Arav A, a class 5 student from HLC says that these online sessions are comfortable. “Though attention span is usually not so good while studying at home, I ensure that I am not disturbed by what happens around me. I get more free time with these classes as compared to regular school days because I can wake up late, and don’t have a time limit for meals!” he says.
Work in progress
While this has opened new doors, teachers and students say that it will be a while before they settle down with the digital format to become a “convenient system”.Discussing the challenges involved in explaining concept-oriented subjects via online classes, teachers at HLC International School opine that the difficulty level varies depending on the topic and learners’ profile. For instance, few learners might need the physical presence of the facilitator to be in a receptive mode, but others might be comfortable with virtual learning. In such cases, the teachers need to address both types of learners with visually engaging and interactive sessions.
For Gomathy, a Math teacher at HLC, nothing beats a classroom session — with its ambience, presence of children and their enthusiasm. “I use a board at my home for the children to see. Sometimes, the children are not able to voice out their doubts properly and it takes a longer time for them to understand,” she says. Abishek, science facilitator at HLC says that initially it might feel like a slightly strange task to deliver concepts virtually. “However, teachers are one of the best at adapting to different and difficult situations. We are learning to be more clear-cut in our instructions and over-simplifying some of the concepts for students to understand on a virtual medium,” he says.

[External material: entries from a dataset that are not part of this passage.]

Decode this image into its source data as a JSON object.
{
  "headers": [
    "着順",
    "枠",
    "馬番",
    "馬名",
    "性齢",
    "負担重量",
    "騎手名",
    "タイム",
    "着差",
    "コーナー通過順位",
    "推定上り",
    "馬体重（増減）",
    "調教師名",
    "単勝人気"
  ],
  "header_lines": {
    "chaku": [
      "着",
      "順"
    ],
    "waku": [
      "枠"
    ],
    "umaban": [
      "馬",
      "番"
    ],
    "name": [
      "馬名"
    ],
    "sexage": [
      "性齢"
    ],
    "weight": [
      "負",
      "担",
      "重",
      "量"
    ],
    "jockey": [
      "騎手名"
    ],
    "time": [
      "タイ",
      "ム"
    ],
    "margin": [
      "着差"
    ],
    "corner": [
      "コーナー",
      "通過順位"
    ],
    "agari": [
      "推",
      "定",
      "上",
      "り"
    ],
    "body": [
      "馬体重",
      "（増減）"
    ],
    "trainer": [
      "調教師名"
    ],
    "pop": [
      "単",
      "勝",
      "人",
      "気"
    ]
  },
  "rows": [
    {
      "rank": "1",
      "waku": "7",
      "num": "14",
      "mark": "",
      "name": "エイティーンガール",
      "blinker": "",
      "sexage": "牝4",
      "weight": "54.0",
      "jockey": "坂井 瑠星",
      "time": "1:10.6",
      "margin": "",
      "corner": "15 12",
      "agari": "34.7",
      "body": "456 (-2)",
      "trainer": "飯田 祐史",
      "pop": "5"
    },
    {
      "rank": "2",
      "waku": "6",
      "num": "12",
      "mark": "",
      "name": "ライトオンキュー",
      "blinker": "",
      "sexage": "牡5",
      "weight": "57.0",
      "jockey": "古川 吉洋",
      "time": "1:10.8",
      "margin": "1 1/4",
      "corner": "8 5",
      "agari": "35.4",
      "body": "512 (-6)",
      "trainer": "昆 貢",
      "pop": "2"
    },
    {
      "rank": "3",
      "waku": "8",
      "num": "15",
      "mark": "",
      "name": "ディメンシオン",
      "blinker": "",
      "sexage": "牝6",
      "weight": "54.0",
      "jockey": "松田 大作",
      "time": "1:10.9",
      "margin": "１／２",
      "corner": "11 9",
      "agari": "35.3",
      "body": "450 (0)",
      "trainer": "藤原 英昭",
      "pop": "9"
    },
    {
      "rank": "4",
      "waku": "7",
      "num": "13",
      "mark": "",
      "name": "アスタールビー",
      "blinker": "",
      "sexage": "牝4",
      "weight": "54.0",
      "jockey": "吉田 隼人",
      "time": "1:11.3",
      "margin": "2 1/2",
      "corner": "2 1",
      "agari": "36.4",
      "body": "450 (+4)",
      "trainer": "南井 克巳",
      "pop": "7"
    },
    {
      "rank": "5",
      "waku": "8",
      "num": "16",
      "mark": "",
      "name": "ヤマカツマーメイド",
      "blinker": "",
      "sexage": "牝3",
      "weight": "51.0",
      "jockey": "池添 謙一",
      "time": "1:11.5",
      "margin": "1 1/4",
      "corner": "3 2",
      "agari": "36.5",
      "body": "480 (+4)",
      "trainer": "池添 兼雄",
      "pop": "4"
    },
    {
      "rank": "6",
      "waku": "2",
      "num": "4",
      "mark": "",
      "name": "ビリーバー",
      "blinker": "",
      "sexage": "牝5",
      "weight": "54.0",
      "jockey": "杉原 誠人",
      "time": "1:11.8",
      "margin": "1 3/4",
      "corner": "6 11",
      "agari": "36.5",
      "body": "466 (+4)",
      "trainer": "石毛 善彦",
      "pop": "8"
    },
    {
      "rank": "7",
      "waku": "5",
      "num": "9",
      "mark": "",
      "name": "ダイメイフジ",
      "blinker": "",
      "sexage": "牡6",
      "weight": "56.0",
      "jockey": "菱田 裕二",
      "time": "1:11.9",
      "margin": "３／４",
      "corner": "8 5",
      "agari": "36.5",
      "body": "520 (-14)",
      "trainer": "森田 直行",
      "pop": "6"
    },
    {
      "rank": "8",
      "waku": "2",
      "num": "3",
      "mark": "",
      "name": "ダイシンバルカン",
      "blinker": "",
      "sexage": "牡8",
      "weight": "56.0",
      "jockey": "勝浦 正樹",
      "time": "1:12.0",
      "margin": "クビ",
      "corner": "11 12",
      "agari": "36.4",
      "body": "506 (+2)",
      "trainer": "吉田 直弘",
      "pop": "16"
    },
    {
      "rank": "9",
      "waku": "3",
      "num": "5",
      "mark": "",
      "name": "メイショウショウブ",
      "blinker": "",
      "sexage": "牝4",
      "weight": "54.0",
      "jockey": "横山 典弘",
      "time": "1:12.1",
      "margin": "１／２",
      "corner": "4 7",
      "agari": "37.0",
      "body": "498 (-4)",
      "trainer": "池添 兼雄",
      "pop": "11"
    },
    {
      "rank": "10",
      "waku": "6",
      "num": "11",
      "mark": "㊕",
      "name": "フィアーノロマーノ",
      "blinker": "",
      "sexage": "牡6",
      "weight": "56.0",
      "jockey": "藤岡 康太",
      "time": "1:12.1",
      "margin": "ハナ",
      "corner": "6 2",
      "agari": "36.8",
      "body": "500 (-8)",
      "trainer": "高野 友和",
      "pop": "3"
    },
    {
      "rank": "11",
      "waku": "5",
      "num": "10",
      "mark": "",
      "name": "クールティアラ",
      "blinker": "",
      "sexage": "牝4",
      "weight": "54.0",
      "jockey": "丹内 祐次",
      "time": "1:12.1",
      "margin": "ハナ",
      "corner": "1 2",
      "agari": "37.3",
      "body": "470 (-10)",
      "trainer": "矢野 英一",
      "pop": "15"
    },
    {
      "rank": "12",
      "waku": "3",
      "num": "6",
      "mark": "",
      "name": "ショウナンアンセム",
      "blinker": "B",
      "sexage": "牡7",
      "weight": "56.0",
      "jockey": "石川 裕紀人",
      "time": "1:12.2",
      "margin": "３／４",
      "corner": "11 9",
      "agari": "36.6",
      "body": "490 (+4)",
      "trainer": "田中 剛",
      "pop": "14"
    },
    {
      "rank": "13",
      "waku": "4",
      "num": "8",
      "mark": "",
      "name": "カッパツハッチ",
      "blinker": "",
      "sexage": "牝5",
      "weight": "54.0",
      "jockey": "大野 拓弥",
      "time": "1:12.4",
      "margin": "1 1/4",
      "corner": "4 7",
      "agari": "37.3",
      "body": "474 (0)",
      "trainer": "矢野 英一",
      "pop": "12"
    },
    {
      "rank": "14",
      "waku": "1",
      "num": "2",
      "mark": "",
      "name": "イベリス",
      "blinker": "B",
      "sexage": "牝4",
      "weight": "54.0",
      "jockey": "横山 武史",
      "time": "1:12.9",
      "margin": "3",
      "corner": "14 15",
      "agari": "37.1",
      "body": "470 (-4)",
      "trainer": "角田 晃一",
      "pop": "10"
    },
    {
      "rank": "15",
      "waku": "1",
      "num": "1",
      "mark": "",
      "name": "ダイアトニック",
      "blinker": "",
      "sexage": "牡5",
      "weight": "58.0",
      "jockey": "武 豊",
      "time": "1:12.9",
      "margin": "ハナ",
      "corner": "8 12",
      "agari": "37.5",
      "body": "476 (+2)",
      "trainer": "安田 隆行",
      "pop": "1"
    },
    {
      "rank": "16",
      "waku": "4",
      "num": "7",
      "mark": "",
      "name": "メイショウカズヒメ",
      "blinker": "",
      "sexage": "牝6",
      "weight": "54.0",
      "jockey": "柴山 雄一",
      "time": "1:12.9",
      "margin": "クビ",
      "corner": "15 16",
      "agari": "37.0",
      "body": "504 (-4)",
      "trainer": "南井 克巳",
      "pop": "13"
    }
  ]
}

From following up on homework, sharing regular feedback with learners and planning for upcoming sessions to using visually engaging presentations and dabbling with online resources and tools — facilitators have been bringing in their A-game to the virtual classroom. “Apart from presentations, teachers are now looking at keeping children engaged both during and after the sessions in many ways. On-the-spot small quizzes/games, use of pictures and videos for a unique visual experience, movies/documentaries for extended watching, are all forms of engagement being experimented on,” shares Abishek.
The other side
For many, turning to virtual tools has been long overdue, but for some, the new system has strained their education process. Adhithya Viswanathan, a class 9 student says, “We use the Zoom app for online classes. I don’t think they are very productive. While studying subjects like English or Math, the concepts are not easily understood in an online class. Also, it is easy to get distracted at home. I have to keep focusing on the laptop or phone to keep track of what is going on. This is why I think that physical classrooms are better than online classes.”
Abhinav Sivakumar, a class 9 student, concurs. “We have been taking online classes for the last two weeks. Since we don’t have a proper timetable, the school schedules the online classes randomly. Because of this, I don’t know what to study and what not to. The classes are zero per cent productive. To top it all, we have notes and internal assessments that are piling up too. Online classes may be our only option during this crisis, but I prefer physical classrooms any day,” he says.
The way forward
The current phase might seem overwhelming and confusing for students, but facilitators assure they are doing their best to knit glimmers of respite by integrating fun educational technologies like Kialo (for debates) and Kahoot (for quizzes), among others. Channelling what one otherwise does in a physical classroom into a digital space can be a challenge, especially amid a pandemic. But, a ‘panic-gogy’ (Panic+pedagogy) — a term that is becoming widely popular in the US — to help young learners adapt themselves with online learning while understanding their limitations, is perhaps the way forward.